A Million Love Songs Later. This isn’t a post about misguided fashion. Has it been a decade?
I was looking through youtube for a good version of Barlow’s A Million Love Songs. I found one from 1992 which reminded me of why I destroyed every photograph I could get my hands on of me during that period in time. Teenage angst and the fashions of the 90′s were not a good pairing. For those of you who didn’t live through the ordeal, the video will give you a glimpse into baggy shirts and trousers, vests and hairstyles that were simply ridiculous. Anyway, this isn’t a post about misguided fashion. It’s about the passing of time.
Putting up pictures of the various (similar) colours we’ve painted the house over the years made realize just how much time has gone by with us living here together. Not like a regular couple who go out to work and see each other in the evening, but together all the time. Since we’ve been together I’ve travelled on my own once (Switzerland, 5 days, don’t ask), Mike too (London, 3 days, business). Then he fell from the stairs down to the basement once and spent three days in hospital for surgery on his elbow, but I visited everyday. We also separated once (2 days). I threw a diamond ring at his head and moved to the other end of the house. Mike’s mother, Renée, told us both to grow up after the 2nd day of separation. She also said she expected us both to pick her up for dinner at the usual time on Thursday. It was our weekly ritual. We’d arrive at her house at 7:30. She’d pour three glasses of cold dry sherry which was sitting on a tray on the coffee table and we’d catch up on the week’s events, then we’d go out to dinner. When I remembered I’d take a spreadsheet of the week’s sales. Ever the businesswoman, nothing made her eyes light up like good sales figures. When she married Mike’s father and moved to Britain she opened a lingerie store. It quickly became a chain of stores. Ten in total, I think. She’d ask me: How much did we sell this week? It was wonderfully encouraging.

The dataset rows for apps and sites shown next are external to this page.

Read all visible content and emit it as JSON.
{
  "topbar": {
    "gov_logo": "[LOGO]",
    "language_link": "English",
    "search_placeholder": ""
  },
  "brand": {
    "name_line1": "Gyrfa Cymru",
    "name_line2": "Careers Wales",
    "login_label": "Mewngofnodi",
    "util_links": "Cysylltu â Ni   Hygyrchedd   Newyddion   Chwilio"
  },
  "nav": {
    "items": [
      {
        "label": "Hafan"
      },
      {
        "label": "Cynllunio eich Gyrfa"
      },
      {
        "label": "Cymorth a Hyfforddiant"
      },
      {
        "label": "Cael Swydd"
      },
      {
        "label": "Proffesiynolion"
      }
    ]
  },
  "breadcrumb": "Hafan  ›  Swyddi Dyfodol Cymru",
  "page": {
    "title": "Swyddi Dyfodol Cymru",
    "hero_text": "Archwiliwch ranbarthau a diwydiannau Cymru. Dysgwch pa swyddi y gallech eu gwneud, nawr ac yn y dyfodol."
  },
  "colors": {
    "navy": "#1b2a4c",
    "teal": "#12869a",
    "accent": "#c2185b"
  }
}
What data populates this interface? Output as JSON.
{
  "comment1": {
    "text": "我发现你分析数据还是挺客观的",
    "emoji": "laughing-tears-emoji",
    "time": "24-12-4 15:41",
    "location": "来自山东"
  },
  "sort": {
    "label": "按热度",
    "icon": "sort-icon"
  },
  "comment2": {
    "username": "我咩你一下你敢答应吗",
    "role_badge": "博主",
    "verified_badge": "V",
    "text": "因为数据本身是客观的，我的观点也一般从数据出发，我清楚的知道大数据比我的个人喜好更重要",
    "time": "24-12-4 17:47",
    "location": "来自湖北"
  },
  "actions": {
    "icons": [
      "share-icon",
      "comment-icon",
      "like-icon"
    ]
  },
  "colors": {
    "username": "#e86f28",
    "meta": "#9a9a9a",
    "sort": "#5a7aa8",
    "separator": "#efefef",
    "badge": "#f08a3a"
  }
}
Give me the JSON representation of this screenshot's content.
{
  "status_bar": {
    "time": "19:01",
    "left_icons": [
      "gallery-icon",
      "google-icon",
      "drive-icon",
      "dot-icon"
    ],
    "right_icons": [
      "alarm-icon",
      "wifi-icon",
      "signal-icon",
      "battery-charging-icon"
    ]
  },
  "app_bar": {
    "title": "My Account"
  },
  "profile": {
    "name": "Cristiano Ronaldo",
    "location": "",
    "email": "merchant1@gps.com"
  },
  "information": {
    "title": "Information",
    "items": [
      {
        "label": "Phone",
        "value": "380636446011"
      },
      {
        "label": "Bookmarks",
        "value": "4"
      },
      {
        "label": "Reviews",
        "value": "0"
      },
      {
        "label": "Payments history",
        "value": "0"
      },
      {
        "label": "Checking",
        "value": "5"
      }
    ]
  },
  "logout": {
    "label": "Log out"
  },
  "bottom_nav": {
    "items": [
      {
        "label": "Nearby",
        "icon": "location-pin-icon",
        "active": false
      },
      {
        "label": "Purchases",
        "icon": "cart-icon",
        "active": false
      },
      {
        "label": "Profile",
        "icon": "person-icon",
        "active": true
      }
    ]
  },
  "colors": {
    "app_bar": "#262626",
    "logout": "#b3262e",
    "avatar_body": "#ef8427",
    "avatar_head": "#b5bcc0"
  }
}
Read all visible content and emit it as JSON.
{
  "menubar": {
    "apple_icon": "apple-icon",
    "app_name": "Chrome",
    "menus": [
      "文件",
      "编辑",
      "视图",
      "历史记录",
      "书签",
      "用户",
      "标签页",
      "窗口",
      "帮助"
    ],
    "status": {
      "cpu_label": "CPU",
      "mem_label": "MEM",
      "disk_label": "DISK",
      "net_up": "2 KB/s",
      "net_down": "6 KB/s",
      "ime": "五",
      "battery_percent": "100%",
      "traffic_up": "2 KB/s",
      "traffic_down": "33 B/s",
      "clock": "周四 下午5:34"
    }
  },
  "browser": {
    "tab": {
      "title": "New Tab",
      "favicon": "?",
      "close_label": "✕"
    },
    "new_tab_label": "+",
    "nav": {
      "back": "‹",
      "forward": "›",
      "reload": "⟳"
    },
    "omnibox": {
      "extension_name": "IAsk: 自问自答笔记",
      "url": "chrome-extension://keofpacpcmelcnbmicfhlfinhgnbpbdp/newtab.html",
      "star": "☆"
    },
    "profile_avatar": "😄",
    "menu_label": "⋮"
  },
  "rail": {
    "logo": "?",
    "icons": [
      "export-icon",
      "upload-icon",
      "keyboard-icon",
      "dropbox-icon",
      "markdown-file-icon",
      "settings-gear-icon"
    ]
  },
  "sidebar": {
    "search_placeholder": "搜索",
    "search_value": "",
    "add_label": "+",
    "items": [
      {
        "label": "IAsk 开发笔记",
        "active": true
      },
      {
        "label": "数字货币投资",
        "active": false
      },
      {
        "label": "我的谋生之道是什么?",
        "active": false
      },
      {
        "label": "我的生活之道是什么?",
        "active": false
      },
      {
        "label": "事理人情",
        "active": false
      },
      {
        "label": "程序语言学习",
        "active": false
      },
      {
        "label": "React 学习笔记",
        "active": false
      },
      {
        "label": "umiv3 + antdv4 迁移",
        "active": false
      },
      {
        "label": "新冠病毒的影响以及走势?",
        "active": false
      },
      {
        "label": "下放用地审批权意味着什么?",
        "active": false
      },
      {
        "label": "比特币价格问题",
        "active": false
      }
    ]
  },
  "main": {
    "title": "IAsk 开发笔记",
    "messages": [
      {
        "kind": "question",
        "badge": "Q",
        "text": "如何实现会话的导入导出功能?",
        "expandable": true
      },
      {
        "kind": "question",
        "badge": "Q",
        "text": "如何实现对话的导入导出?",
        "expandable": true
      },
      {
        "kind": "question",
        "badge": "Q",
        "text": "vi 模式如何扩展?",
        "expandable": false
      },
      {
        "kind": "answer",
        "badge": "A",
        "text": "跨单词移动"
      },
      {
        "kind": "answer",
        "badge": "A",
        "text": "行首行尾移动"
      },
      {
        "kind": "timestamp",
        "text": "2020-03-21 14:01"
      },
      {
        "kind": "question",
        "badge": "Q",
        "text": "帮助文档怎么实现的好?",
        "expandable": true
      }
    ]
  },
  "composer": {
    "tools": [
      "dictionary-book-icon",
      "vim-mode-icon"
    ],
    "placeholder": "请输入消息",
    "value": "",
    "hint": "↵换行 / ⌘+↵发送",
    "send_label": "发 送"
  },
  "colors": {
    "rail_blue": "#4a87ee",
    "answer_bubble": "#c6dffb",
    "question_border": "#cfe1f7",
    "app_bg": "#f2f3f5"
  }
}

Some people in Mike’s family were jealous of how we got along. There was no secret to it. There was also no trying. We genuinely clicked from the first day we met. That first day when we were leaving her house I gave her my arm to take her to the car, then I opened the car door for her. She turned to Mike and said ‘Now that’s how a man should behave’. Whence we were allies for the rest of her life. I loved her unashamed partisanship. If there was any dispute, anywhere, she presumed I was right. We grew up in similar circumstances, so we could understand each other’s behaviour and decisions in a very organic manner. I’m sure that played a significant role in the success of my relationship with Mike. It allowed the three of us to become a team. It also opened lines of communication between mother and son that had never existed. Before that point she’d never spoken of the fact that her husband conducted an affair that lasted over 40 years. Some didn’t like her newfound openness, but Mike did.
So here we are. Over a decade has gone by. More than a million love songs have played on the radio. We’re still together. We’ve only been physically apart for 8 days. On the average day we’re together for between 12 and 14 hours. The average couple spends between 4 and 6 hours together per day. So I guess it means we’ve been together for 30+ years in real terms. Renée died a few years back, but there are reminders of her all around the house. The Louis XVI silver candelabra and centerpiece on the dining table. The blackamoor. The two Defize paintings. The coffee table where three sherry glasses once stood on Thursday nights; But there’s no denying it’s just the two of us now- against the world.